#### [Aim of the exercise]
Your response should contain each line of the data that includes "icon".

(Collected data entries)

= = = =

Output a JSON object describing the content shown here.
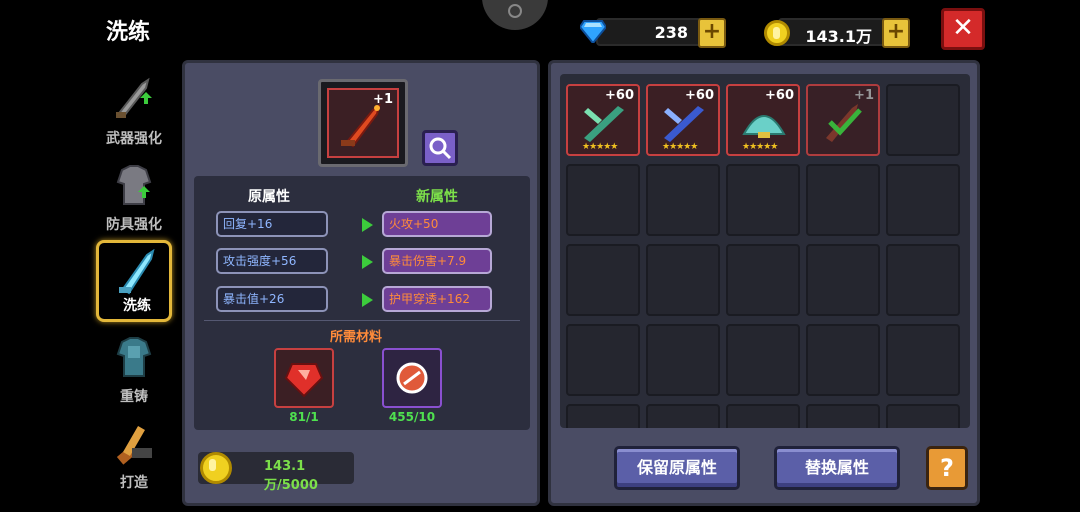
{
  "page": {
    "title": "洗练"
  },
  "currency": {
    "gems": "238",
    "gold": "143.1万"
  },
  "nav": [
    {
      "label": "武器强化",
      "icon": "sword-upgrade-icon"
    },
    {
      "label": "防具强化",
      "icon": "armor-upgrade-icon"
    },
    {
      "label": "洗练",
      "icon": "crystal-sword-icon",
      "active": true
    },
    {
      "label": "重铸",
      "icon": "armor-reforge-icon"
    },
    {
      "label": "打造",
      "icon": "hammer-craft-icon"
    }
  ],
  "selected_item": {
    "plus": "+1"
  },
  "attributes": {
    "old_header": "原属性",
    "new_header": "新属性",
    "old": [
      "回复+16",
      "攻击强度+56",
      "暴击值+26"
    ],
    "new": [
      "火攻+50",
      "暴击伤害+7.9",
      "护甲穿透+162"
    ]
  },
  "materials": {
    "header": "所需材料",
    "items": [
      {
        "count": "81/1",
        "icon": "red-gem-icon"
      },
      {
        "count": "455/10",
        "icon": "scroll-orb-icon"
      }
    ]
  },
  "cost": {
    "gold": "143.1万/5000"
  },
  "inventory": [
    {
      "plus": "+60",
      "icon": "green-crossbow-icon",
      "stars": "★★★★★"
    },
    {
      "plus": "+60",
      "icon": "blue-crossbow-icon",
      "stars": "★★★★★"
    },
    {
      "plus": "+60",
      "icon": "teal-shell-icon",
      "stars": "★★★★★"
    },
    {
      "plus": "+1",
      "icon": "flame-sword-icon",
      "selected": true
    }
  ],
  "buttons": {
    "keep": "保留原属性",
    "replace": "替换属性",
    "help": "?"
  },
  "colors": {
    "accent_gold": "#e3b73a",
    "panel": "#4a4c64",
    "close": "#d42a2a",
    "new_attr": "#ff8b3a",
    "old_attr": "#8fb6ff"
  }
}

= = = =

#### [Answer to the problem]
      "icon": "sword-upgrade-icon"
      "icon": "armor-upgrade-icon"
      "icon": "crystal-sword-icon",
      "icon": "armor-reforge-icon"
      "icon": "hammer-craft-icon"
        "icon": "red-gem-icon"
        "icon": "scroll-orb-icon"
      "icon": "green-crossbow-icon",
      "icon": "blue-crossbow-icon",
      "icon": "teal-shell-icon",
      "icon": "flame-sword-icon",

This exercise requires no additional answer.